How it all began
260 years ago, customs inspector Jan Willem Noot planned a packing house for groceries in the Royal Gardens in Ruhrort. In order to acquire the hereditary lease for the property, it was necessary to obtain the signature of the owner, who was none other than Frederick II. The document, signed personally by the Prussian king on 10 February 1756, went down in the history of the Haniel family-owned company as the “foundation charter”.
Time travel on video
There is lots to discover on a visit to the Museum. The film provides a small taster.
The place where the history of the Haniel Group began 260 years ago is now home to the Haniel Museum: the historical old packing house. Over three floors, visitors experience how the family-owned company developed into an international group. They can view original documents, historical furniture and lovingly restored living and working areas.
In the Haniel Museum it is clear to see that the history of the Group is closely linked with the economic history of the Ruhr region. The exhibition documents how the region became one of Germany’s key industrial locations and how Haniel drove forward the industrialisation of the Duisburg area.

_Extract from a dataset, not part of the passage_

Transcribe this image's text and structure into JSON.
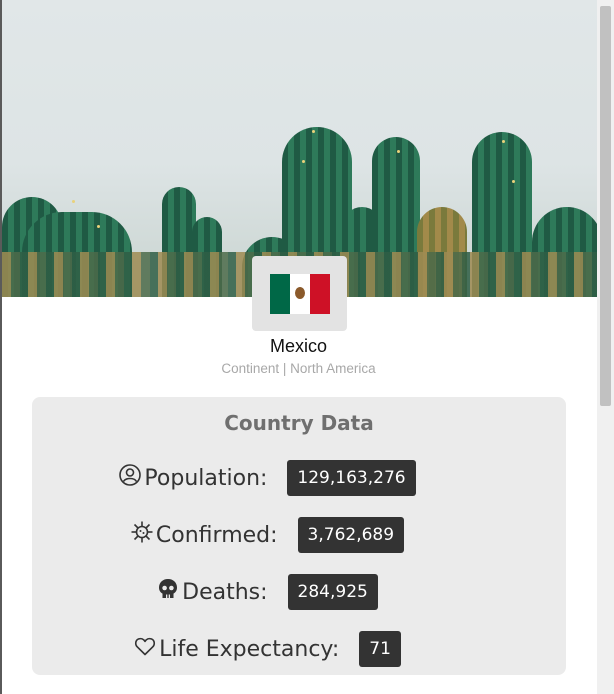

“Maybe the success of Messieurs Haniel can be attributed to the fact that they relied on their skills and industriousness rather than seeking the protection and capital of kings and governments.”

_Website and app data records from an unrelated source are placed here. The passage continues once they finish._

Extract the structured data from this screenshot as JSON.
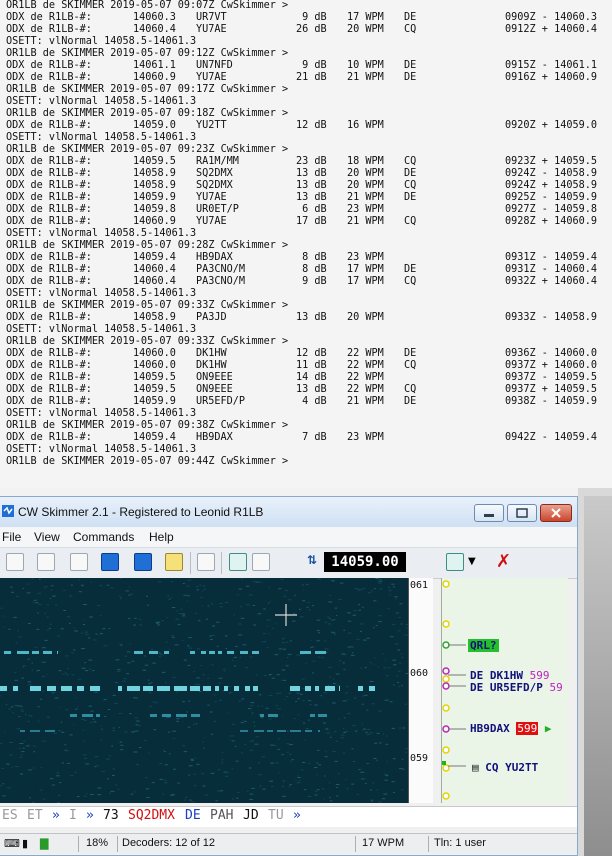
{
  "terminal": {
    "lines": [
      {
        "type": "h",
        "a": "OR1LB de SKIMMER 2019-05-07 09:07Z CwSkimmer >"
      },
      {
        "type": "s",
        "a": "ODX de R1LB-#:",
        "f": "14060.3",
        "c": "UR7VT",
        "db": "9",
        "w": "17",
        "m": "DE",
        "t": "0909Z - 14060.3"
      },
      {
        "type": "s",
        "a": "ODX de R1LB-#:",
        "f": "14060.4",
        "c": "YU7AE",
        "db": "26",
        "w": "20",
        "m": "CQ",
        "t": "0912Z + 14060.4"
      },
      {
        "type": "h",
        "a": "OSETT: vlNormal 14058.5-14061.3"
      },
      {
        "type": "h",
        "a": "OR1LB de SKIMMER 2019-05-07 09:12Z CwSkimmer >"
      },
      {
        "type": "s",
        "a": "ODX de R1LB-#:",
        "f": "14061.1",
        "c": "UN7NFD",
        "db": "9",
        "w": "10",
        "m": "DE",
        "t": "0915Z - 14061.1"
      },
      {
        "type": "s",
        "a": "ODX de R1LB-#:",
        "f": "14060.9",
        "c": "YU7AE",
        "db": "21",
        "w": "21",
        "m": "DE",
        "t": "0916Z + 14060.9"
      },
      {
        "type": "h",
        "a": "OR1LB de SKIMMER 2019-05-07 09:17Z CwSkimmer >"
      },
      {
        "type": "h",
        "a": "OSETT: vlNormal 14058.5-14061.3"
      },
      {
        "type": "h",
        "a": "OR1LB de SKIMMER 2019-05-07 09:18Z CwSkimmer >"
      },
      {
        "type": "s",
        "a": "ODX de R1LB-#:",
        "f": "14059.0",
        "c": "YU2TT",
        "db": "12",
        "w": "16",
        "m": "",
        "t": "0920Z + 14059.0"
      },
      {
        "type": "h",
        "a": "OSETT: vlNormal 14058.5-14061.3"
      },
      {
        "type": "h",
        "a": "OR1LB de SKIMMER 2019-05-07 09:23Z CwSkimmer >"
      },
      {
        "type": "s",
        "a": "ODX de R1LB-#:",
        "f": "14059.5",
        "c": "RA1M/MM",
        "db": "23",
        "w": "18",
        "m": "CQ",
        "t": "0923Z + 14059.5"
      },
      {
        "type": "s",
        "a": "ODX de R1LB-#:",
        "f": "14058.9",
        "c": "SQ2DMX",
        "db": "13",
        "w": "20",
        "m": "DE",
        "t": "0924Z - 14058.9"
      },
      {
        "type": "s",
        "a": "ODX de R1LB-#:",
        "f": "14058.9",
        "c": "SQ2DMX",
        "db": "13",
        "w": "20",
        "m": "CQ",
        "t": "0924Z + 14058.9"
      },
      {
        "type": "s",
        "a": "ODX de R1LB-#:",
        "f": "14059.9",
        "c": "YU7AE",
        "db": "13",
        "w": "21",
        "m": "DE",
        "t": "0925Z - 14059.9"
      },
      {
        "type": "s",
        "a": "ODX de R1LB-#:",
        "f": "14059.8",
        "c": "UR0ET/P",
        "db": "6",
        "w": "23",
        "m": "",
        "t": "0927Z - 14059.8"
      },
      {
        "type": "s",
        "a": "ODX de R1LB-#:",
        "f": "14060.9",
        "c": "YU7AE",
        "db": "17",
        "w": "21",
        "m": "CQ",
        "t": "0928Z + 14060.9"
      },
      {
        "type": "h",
        "a": "OSETT: vlNormal 14058.5-14061.3"
      },
      {
        "type": "h",
        "a": "OR1LB de SKIMMER 2019-05-07 09:28Z CwSkimmer >"
      },
      {
        "type": "s",
        "a": "ODX de R1LB-#:",
        "f": "14059.4",
        "c": "HB9DAX",
        "db": "8",
        "w": "23",
        "m": "",
        "t": "0931Z - 14059.4"
      },
      {
        "type": "s",
        "a": "ODX de R1LB-#:",
        "f": "14060.4",
        "c": "PA3CNO/M",
        "db": "8",
        "w": "17",
        "m": "DE",
        "t": "0931Z - 14060.4"
      },
      {
        "type": "s",
        "a": "ODX de R1LB-#:",
        "f": "14060.4",
        "c": "PA3CNO/M",
        "db": "9",
        "w": "17",
        "m": "CQ",
        "t": "0932Z + 14060.4"
      },
      {
        "type": "h",
        "a": "OSETT: vlNormal 14058.5-14061.3"
      },
      {
        "type": "h",
        "a": "OR1LB de SKIMMER 2019-05-07 09:33Z CwSkimmer >"
      },
      {
        "type": "s",
        "a": "ODX de R1LB-#:",
        "f": "14058.9",
        "c": "PA3JD",
        "db": "13",
        "w": "20",
        "m": "",
        "t": "0933Z - 14058.9"
      },
      {
        "type": "h",
        "a": "OSETT: vlNormal 14058.5-14061.3"
      },
      {
        "type": "h",
        "a": "OR1LB de SKIMMER 2019-05-07 09:33Z CwSkimmer >"
      },
      {
        "type": "s",
        "a": "ODX de R1LB-#:",
        "f": "14060.0",
        "c": "DK1HW",
        "db": "12",
        "w": "22",
        "m": "DE",
        "t": "0936Z - 14060.0"
      },
      {
        "type": "s",
        "a": "ODX de R1LB-#:",
        "f": "14060.0",
        "c": "DK1HW",
        "db": "11",
        "w": "22",
        "m": "CQ",
        "t": "0937Z + 14060.0"
      },
      {
        "type": "s",
        "a": "ODX de R1LB-#:",
        "f": "14059.5",
        "c": "ON9EEE",
        "db": "14",
        "w": "22",
        "m": "",
        "t": "0937Z - 14059.5"
      },
      {
        "type": "s",
        "a": "ODX de R1LB-#:",
        "f": "14059.5",
        "c": "ON9EEE",
        "db": "13",
        "w": "22",
        "m": "CQ",
        "t": "0937Z + 14059.5"
      },
      {
        "type": "s",
        "a": "ODX de R1LB-#:",
        "f": "14059.9",
        "c": "UR5EFD/P",
        "db": "4",
        "w": "21",
        "m": "DE",
        "t": "0938Z - 14059.9"
      },
      {
        "type": "h",
        "a": "OSETT: vlNormal 14058.5-14061.3"
      },
      {
        "type": "h",
        "a": "OR1LB de SKIMMER 2019-05-07 09:38Z CwSkimmer >"
      },
      {
        "type": "s",
        "a": "ODX de R1LB-#:",
        "f": "14059.4",
        "c": "HB9DAX",
        "db": "7",
        "w": "23",
        "m": "",
        "t": "0942Z - 14059.4"
      },
      {
        "type": "h",
        "a": "OSETT: vlNormal 14058.5-14061.3"
      },
      {
        "type": "h",
        "a": "OR1LB de SKIMMER 2019-05-07 09:44Z CwSkimmer >"
      }
    ],
    "db_unit": "dB",
    "wpm_unit": "WPM"
  },
  "window": {
    "title": "CW Skimmer 2.1 - Registered to Leonid R1LB",
    "menu": [
      "File",
      "View",
      "Commands",
      "Help"
    ],
    "frequency": "14059.00",
    "scale_labels": [
      "061",
      "060",
      "059"
    ],
    "decodes": [
      {
        "text": "QRL?",
        "badge": ""
      },
      {
        "text": "DE DK1HW",
        "badge": "599"
      },
      {
        "text": "DE UR5EFD/P",
        "badge": "59"
      },
      {
        "text": "HB9DAX",
        "badge": "599"
      },
      {
        "text": "CQ YU2TT",
        "badge": ""
      }
    ],
    "decoder_text": [
      {
        "t": "ES",
        "c": "#999"
      },
      {
        "t": "ET",
        "c": "#999"
      },
      {
        "t": "»",
        "c": "#1a3fbf"
      },
      {
        "t": "I",
        "c": "#999"
      },
      {
        "t": "»",
        "c": "#1a3fbf"
      },
      {
        "t": "73",
        "c": "#111"
      },
      {
        "t": "SQ2DMX",
        "c": "#d01010"
      },
      {
        "t": "DE",
        "c": "#1a3fbf"
      },
      {
        "t": "PAH",
        "c": "#555"
      },
      {
        "t": "JD",
        "c": "#111"
      },
      {
        "t": "TU",
        "c": "#999"
      },
      {
        "t": "»",
        "c": "#1a3fbf"
      }
    ],
    "status": {
      "cpu": "18%",
      "decoders": "Decoders: 12 of 12",
      "wpm": "17 WPM",
      "telnet": "Tln: 1 user"
    }
  }
}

The Haniel archive is home to around 70,000 documents covering some two kilometres of shelves – including files, technical drawings, historical securities, photographs and films. The spectrum ranges from a property deed from the 17th century to current data in digital form. The jewel in the crown of the archive is the company charter, which dates from 1756 and bears the signature of Frederick II of Prussia.
The Haniel archive is located at the company headquarters in Duisburg-Ruhrort. In addition to historical artefacts bequeathed by family members, the archive continuously gathers files from the offices of employees and current publications. In order to preserve the original documents, some of which are several hundred years old, the archive also has its own restoration workshop where documents are cleaned and conserved.